There is actually a small archipelago in Scotland called "the Summer Isles" (Na h-Eileanan Samhraidh). However, this is apparently unconnected with the film, at least consciously. Bermuda was also formerly known as "Somer's Isle".
The final song, sung by the islanders around the sacrifice, is a thirteenth century 'reverdie' song celebrating the return of Spring. It would typically, as in this case, be sung in the round e.g. it keeps repeating over and over with different singers joining in at different stages: 'Sumer is i-comen in! Ludé [louder] sing cuckoo! Groweth sed [seed] and bloweth med [mead, plants in the meadow] and springeth the wood nu! [new]! Sing cuckoo nu, sing cuckoo' etc.
Although Rowan was played by Gerry Cowper it is her twin sister Jackie Cowper whose photograph is handed around by Howie, and in fact during the chase through the caves Jackie appeared in a couple of shots instead of Gerry.
In The Directors Cut, there is a scene in which we see Howie and McTaggart in their police car, that was filmed in a garage. The illusion of passing cars was created by two crew members waving torches past their windscreen.
During a break in the filming of the final scene, a member of the wardrobe department ran out to provide coats to the three leading actresses. Ingrid Pitt noticed that the extras gathered around them were not being given any protection from the blisteringly cold weather, and decided she decided, out of solidarity, that she didn't have to wear her coat.

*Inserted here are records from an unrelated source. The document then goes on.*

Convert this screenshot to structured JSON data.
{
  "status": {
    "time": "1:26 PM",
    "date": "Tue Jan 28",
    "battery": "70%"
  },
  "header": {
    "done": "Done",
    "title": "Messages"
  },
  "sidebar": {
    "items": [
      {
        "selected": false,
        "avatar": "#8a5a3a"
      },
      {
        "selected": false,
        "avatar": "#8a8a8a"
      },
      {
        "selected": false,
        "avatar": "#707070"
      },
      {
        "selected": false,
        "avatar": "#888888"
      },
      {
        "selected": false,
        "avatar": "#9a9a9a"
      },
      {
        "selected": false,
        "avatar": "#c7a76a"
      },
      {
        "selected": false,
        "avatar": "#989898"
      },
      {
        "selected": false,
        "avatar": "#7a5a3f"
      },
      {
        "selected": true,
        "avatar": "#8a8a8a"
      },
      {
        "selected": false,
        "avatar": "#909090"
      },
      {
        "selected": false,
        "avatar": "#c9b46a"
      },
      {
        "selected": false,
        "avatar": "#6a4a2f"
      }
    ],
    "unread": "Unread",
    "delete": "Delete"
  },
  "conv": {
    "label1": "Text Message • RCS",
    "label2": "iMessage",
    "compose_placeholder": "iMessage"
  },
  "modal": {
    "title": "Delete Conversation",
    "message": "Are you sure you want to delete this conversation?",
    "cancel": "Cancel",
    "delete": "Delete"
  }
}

Cinematographer Harry Waxman was not director Robin Hardy's choice and was forced upon the production by Black Lion.The reason was that the executive producers were concerned they would not be able to get the important final shot of the Wicker Man collapsing down in front of the setting sun and that it would have to be shot using the green screen projection process in the studio. At that time, Waxman was the most experienced cameraman in the UK with this format (having used it on: Quatermass and The Pit and The Day the Earth Caught Fire), and was brought in as insurance. Robin Hardy was very unhappy about not being able to choose his own DOP (and didn't like Waxman personally) and as a result the two men did not get on and clashed frequently during shooting.
Information concerning the film's checkered distribution history in the US: Opened 9/30/77 in Minneapolis MN with a PG rating; another run on 1/28/81. Variety reviewed it in their 5/15/74 issue. New Orleans run 10/28/78; San Francisco January 1979; Los Angeles with new ad campaign 3/9/79 and R rating; New York 3/26/80 with R rating and distributed by Dynamite Entertainment-Abraxas Releasing.
The trivia items below may give away important plot points.
The actual Wicker Man was constructed and later burnt at Burrowhead, on the South West Coast of Scotland. The stumps remained at the location of the shoot for decades and became a landmark for fanatics. There was outrage by fans as the stumps were cut down and stolen in late 2006 by someone in a 4x4.
The film gives its name to a music and arts festival (The Wickerman Festival) which has been held annually in the area where the film was shot (Dumfries & Galloway, Scotland) since 2004. At the end of the festival a giant Wicker Man sculpture is burned as a 'sacrifice to the festival gods'.
According to Britt Ekland, some animals may have actually perished inside the burning Wicker Man. However, according to director Robin Hardy, the animals were not inside the Wicker Man when it was set alight (this scene was faked) and great care was taken that they were not in danger of being hurt.